I had traveled down to New York City to meet with an old friend of mine who is a very talented atmospheric physicist. He studies Earth’s climate but has recently developed an interest in exoplanets. After knowing each other since grad school, we decided it was time to start collaborating. We wandered around the West Village, comparing notes on the problems in the overlap between Earth science and exoplanet studies. Then the conversation drifted to rain.
Rainfall is a pretty basic process for planets.
The surface of Earth is heated by sunlight. That heat evaporates liquid water, turning it into a gas (water vapor). The water vapor is carried upward by large scale atmospheric motions called convection. Once the water vapor gets carried high enough, the surrounding air is so cold, that the vapor condenses back to liquid, leaving raindrops which fall back to Earth. It is a cycle that can get repeated as often as conditions on the planet allow.
So, like I said, rainfall is a pretty basic process for planets. It could and should happen on any world in the habitable or “Goldilocks” zone of a solar system — that is, the zone of orbits where liquid water can exist on a planet’s surface. But rainfall also matters for the evolution of a planet. Rain erodes rocks, and rocks can store carbon, and carbon (in the form of carbon dioxide) is one of the main factors determining a planet’s climate (via the planet’s temperature).
That is why once our conversation turned to rainfall, it stayed there. For the next hour or so, we began putting together ideas about how rainfall might work on other planets.
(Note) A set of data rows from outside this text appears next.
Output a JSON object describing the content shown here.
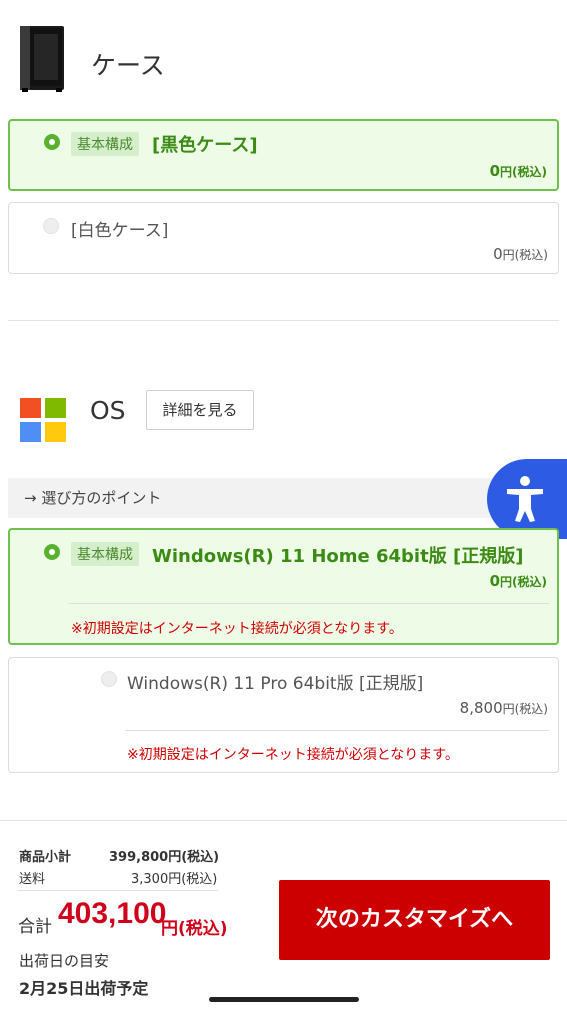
{
  "case_section": {
    "title": "ケース",
    "options": [
      {
        "badge": "基本構成",
        "name": "[黒色ケース]",
        "price": "0",
        "unit": "円(税込)",
        "selected": true
      },
      {
        "name": "[白色ケース]",
        "price": "0",
        "unit": "円(税込)",
        "selected": false
      }
    ]
  },
  "os_section": {
    "title": "OS",
    "detail_button": "詳細を見る",
    "point_label": "→ 選び方のポイント",
    "options": [
      {
        "badge": "基本構成",
        "name": "Windows(R) 11 Home 64bit版 [正規版]",
        "price": "0",
        "unit": "円(税込)",
        "note": "※初期設定はインターネット接続が必須となります。",
        "selected": true
      },
      {
        "name": "Windows(R) 11 Pro 64bit版 [正規版]",
        "price": "8,800",
        "unit": "円(税込)",
        "note": "※初期設定はインターネット接続が必須となります。",
        "selected": false
      }
    ]
  },
  "summary": {
    "subtotal_label": "商品小計",
    "subtotal_value": "399,800円(税込)",
    "shipping_label": "送料",
    "shipping_value": "3,300円(税込)",
    "total_label": "合計",
    "total_value": "403,100",
    "total_unit": "円(税込)",
    "ship_date_label": "出荷日の目安",
    "ship_date_value": "2月25日出荷予定",
    "next_button": "次のカスタマイズへ"
  },
  "icons": {
    "case": "pc-case-icon",
    "os": "windows-logo-icon",
    "accessibility": "accessibility-icon"
  },
  "colors": {
    "selected_border": "#6cc24a",
    "selected_bg": "#eefbe6",
    "selected_text": "#3b8b15",
    "price_red": "#d0021b",
    "next_button_bg": "#cc0000",
    "accessibility_bg": "#2d5be3"
  }
}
How much rain do you get on a planet just like Earth but orbits 10% farther from its sun? How about 10% closer to its sun? How much rain do you get on a planet that orbits its sun at the same distance as Earth but is 10% heavier?
It was exciting throwing around ideas, trying to see how all this might affect the climate history of an exoplanet — including the possibilities for life. Eventually, it was time to go, but we left with the beginnings of a project.
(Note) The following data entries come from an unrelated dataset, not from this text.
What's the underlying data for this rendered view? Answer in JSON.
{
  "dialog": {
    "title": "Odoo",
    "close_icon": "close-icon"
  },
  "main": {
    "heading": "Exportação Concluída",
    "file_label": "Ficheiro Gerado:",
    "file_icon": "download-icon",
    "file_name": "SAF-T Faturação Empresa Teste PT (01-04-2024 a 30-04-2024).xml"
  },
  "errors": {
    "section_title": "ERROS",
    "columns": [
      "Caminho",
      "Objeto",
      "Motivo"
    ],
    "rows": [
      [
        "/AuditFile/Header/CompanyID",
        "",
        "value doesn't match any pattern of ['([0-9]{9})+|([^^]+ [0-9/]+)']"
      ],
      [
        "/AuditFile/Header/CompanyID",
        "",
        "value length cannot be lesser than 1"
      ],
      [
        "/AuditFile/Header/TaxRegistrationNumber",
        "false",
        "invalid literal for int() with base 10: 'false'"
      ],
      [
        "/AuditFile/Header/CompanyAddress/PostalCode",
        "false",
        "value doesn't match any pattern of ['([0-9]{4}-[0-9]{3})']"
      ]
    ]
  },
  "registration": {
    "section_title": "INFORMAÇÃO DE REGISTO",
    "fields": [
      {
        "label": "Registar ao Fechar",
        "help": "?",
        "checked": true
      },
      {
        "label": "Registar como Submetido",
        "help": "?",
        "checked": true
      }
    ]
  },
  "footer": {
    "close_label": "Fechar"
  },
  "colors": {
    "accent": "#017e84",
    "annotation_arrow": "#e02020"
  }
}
It was only later that night, as I drifted off to sleep, that it came to me: Rainworld!
The image appeared, almost as of a dream, of landscapes eternally soaked in driving rains. Cliffsides beaten by sheets of wet wind. Plains forever topped by low-slung, scudding clouds that pelt the land with heavy drops. Oceans of heavy swells that never see the sun. For a few beautiful moments, the scientific discussions of the morning were transformed into a minds-eye view of the planetary reality. It was very beautiful. That brief moment reminded me of what is most important when we think about exoplanets, not as scientists but just as people.
They are places!
Science serves a lot of purposes, but one of its most important is to expand the vistas of our imagination. What exoplanet science shows us is that the Universe is full of worlds. These planets are both completely different and utterly like our own. They are different in ways that stir the imagination: worlds of only endless oceans, worlds entirely covered by ice, worlds of vast steaming jungles without any ice, worlds of rain. But they are also entirely like our own planet in that they are places you could be. They are places you can stand and look out and (in some cases) walk and (in some cases) climb and (in some cases) sail.
Even if you or I will never actually visit these distant worlds, we now know they exist. We now know they are out there. They are real, and for me there is so much wonder, hope, and excitement in that knowledge. And that is how to think about and why to think about exoplanets.